Maj. Stone sounded the recall. The head of Hill’s column appeared opposite Captain Wister’s company. Maj. Stone appeared to be surrounded by these heads of columns, for the head of Ewell’s column of Jackson’s division arrived at Crenshaw’s farm just as Branch crossed the railroad at Atlee’s station. Maj. Stone with some of the cavalry, Wister’s and Jewett’s companies, made a detour north by a road through the swamp, and brought them into the line at the ford at the creek on the Cold Harbor road in good time. He sent word to Captain Irvin to get out, but that company got involved in the heads of columns, took refuge in the swamp, starved for three days, stuck their flag and arms deep down in the swamp, came out and surrendered. Our skirmishers covered the meadows, fields and swamps as the enemy approached in force, exchanging shots with their skirmishers, retiring leisurely before them to the front of our lines. The tour companies of the First who had been sent out on fatigue duty retired along the other road by Ellerson’s Mill and rejoined the remainder of the First, then drawn up in support of DeHart’s battery.

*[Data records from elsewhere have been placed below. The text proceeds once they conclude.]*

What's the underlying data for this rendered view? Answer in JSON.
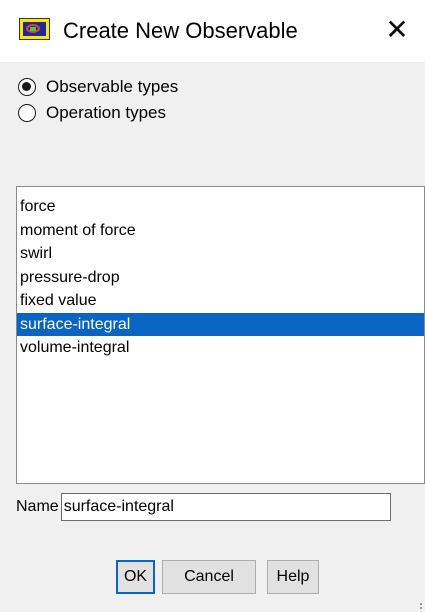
{
  "window": {
    "title": "Create New Observable",
    "close_glyph": "✕",
    "icon": "ansys-fluent-app-icon"
  },
  "radio_group": {
    "options": [
      {
        "label": "Observable types",
        "checked": true
      },
      {
        "label": "Operation types",
        "checked": false
      }
    ]
  },
  "list": {
    "items": [
      "force",
      "moment of force",
      "swirl",
      "pressure-drop",
      "fixed value",
      "surface-integral",
      "volume-integral"
    ],
    "selected": "surface-integral"
  },
  "name_field": {
    "label": "Name",
    "value": "surface-integral"
  },
  "buttons": {
    "ok": "OK",
    "cancel": "Cancel",
    "help": "Help"
  },
  "colors": {
    "selection": "#0a64c2",
    "dialog_bg": "#f0f0f0",
    "focus_border": "#0a64c2"
  }
}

Ewell moved off by the Shady Grove church road and joined Jackson at Hundley’s corner near the Pale Green church. (Correction. In the former article this was called Pole Green church.) (Also an error was made in calling the cavalry pickets from six miles on the Han-over road to the river Col. Farnsworth’s regiment the 4th Pa. cavalry. Col. Farnsworth’s regiment was the 8th Illinois cavalry. With the exception of the two companies sent over on the morning from Col. Child’s 4th Pa. cavalry, those companies withdrawing with the skirmisher’s, rejoining their regiment, the squadrons of the 4th cavalry were standing to horse drawn up in the rear of where Gen. McCall’s headquarters had been, for service, but were not needed during the day.) Branch meandered down toward the head of Meadows bridge, where he was informed by some stragglers that Hill had not waited for him but had marched for Mechanicsville, a mile or two away from there. Branch turned for that place, arriving at Mechanicsville at six o’clock in the afternoon, much wanted, and Ripley’s brigade of D. H. Hill’s division had been used, ninth to their detriment.
Currently a resident of Burke, Virginia - I'm originally from the City of Philadelphia, Pennsylvania. I have been a student of the Pennsylvania Reserves since 1997 and thoroughly enjoy telling their story. By trade I'm a former IT Professional but presently working as a Letter Carrier for the United States Postal Service.